Appellant, a holder of a United States copyright on a caricature of a grinning boy, sued defendants, publishers of "Mad" magazine for copyright infringement, in the United States District Court for the Southern District of New York. The Court, Lloyd F. MacMahon, District Judge, after trial without a jury, entered judgment dismissing the complaint on the merits. The Court held that the accused picture, a cartoon of a grinning boy to which defendants gave the name "Alfred E. Neuman" was a copy of plaintiff's caricature, "The Original Optimist," also known as "Me-Worry?". He held that plaintiff had the burden of establishing that all copies published by her husband, the original copyright holder, or under his authority, bore the required copyright notice, that she had failed to do so, and that her husband had been derelict in policing the copyright. While we do not necessarily agree with the precise scope of the ruling on burden of proof, the facts found make it clear that relief was properly denied, and we affirm the judgment. It is therefore unnecessary to consider defendants' cross appeal attacking certain of the court's findings.

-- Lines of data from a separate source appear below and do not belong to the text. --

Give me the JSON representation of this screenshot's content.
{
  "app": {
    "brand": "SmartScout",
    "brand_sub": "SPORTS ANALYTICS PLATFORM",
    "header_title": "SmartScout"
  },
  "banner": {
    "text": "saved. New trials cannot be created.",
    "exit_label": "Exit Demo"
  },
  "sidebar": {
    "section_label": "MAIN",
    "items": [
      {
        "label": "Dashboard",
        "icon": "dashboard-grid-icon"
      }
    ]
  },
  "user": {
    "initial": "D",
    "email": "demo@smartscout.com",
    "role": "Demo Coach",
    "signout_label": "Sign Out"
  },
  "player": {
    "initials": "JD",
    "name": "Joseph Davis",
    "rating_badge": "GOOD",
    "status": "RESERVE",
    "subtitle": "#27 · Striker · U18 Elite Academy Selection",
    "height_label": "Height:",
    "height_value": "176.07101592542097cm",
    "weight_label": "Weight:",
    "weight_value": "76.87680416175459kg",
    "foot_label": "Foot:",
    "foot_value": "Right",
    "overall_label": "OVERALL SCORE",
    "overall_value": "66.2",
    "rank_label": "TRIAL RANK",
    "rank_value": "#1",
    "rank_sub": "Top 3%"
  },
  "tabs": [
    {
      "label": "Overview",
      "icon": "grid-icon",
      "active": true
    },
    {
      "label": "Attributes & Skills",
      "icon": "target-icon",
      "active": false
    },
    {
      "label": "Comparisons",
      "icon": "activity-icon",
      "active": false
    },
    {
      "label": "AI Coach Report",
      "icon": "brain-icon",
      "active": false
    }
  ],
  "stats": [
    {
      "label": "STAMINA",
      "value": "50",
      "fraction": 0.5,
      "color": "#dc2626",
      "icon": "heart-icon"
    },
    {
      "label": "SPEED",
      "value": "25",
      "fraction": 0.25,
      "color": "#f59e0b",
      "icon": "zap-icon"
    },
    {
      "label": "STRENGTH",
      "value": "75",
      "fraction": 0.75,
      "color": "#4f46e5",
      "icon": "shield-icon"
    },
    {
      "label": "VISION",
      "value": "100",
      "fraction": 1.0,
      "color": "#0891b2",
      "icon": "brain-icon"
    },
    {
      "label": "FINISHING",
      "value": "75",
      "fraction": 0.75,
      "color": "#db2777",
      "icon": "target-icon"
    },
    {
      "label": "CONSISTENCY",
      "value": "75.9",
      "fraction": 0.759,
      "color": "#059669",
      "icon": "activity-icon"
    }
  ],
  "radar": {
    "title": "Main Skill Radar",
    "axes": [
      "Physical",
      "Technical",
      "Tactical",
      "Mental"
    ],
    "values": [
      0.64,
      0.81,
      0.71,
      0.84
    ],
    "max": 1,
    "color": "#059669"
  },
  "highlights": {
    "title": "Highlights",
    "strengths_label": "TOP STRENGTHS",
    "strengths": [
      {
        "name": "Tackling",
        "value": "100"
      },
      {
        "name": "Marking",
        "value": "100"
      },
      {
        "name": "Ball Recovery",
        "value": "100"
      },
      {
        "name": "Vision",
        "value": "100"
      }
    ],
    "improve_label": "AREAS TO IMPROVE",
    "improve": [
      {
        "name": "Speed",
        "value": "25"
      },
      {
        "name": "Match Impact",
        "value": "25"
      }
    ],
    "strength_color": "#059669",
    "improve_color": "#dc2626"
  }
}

Appellant's copyright issued in 1914 to her husband, to whom she was married in 1927. After her husband's death in 1938 appellant in 1941 renewed the copyright. Some 2,000 copies of the work had been sold between 1914 and 1920, none by the copyright holders thereafter. Between 1941 and 1948 appellant had received a total of $2850 in settlement of a series of six claims for infringement. Pursuant to the practice at the time of the copyright, the two copies of the work filed in the copyright office had been returned to the owner. Many unauthorized copies of the print had circulated over the years without copyright notice before defendants copied. Identical prints had been copyrighted by at least two persons since 1914. Defendants were found to have copied innocently a copy published without a notice.
When plaintiff proved her ownership of the validly issued copyright and defendants' copying of the work, she established a prima facie case of infringement under the statute. H.M. Kolbe Co. v. Armgus Textile Co., 315 F.2d 70 (2 Cir. 1963), Peter Pan Fabrics, Inc. v. Martin Weiner Corp., 274 F.2d 487 (2 Cir. 1960). See Nimmer on Copyright § 141.1; Amdur, Copyright Law and Practice, at 1052. The court, however, found it established that a great volume of nearly identical prints had appeared over a long period and that plaintiff's husband had been most derelict in preventing others from infringing his copyright. These findings, borne out by the evidence, support the inference suggested by the trial court that the copyright owner authorized or acquiesced in the wide circulation of the copies without notice. On this record we must hold that defendants have met their burden of showing circulation of copies without notice, acquiesced in by the copyright holder. See Nimmer, supra, § 146. The caricature was thereby dedicated to the public, barring any suit for infringement by plaintiff.
The judgment dismissing the complaint is affirmed.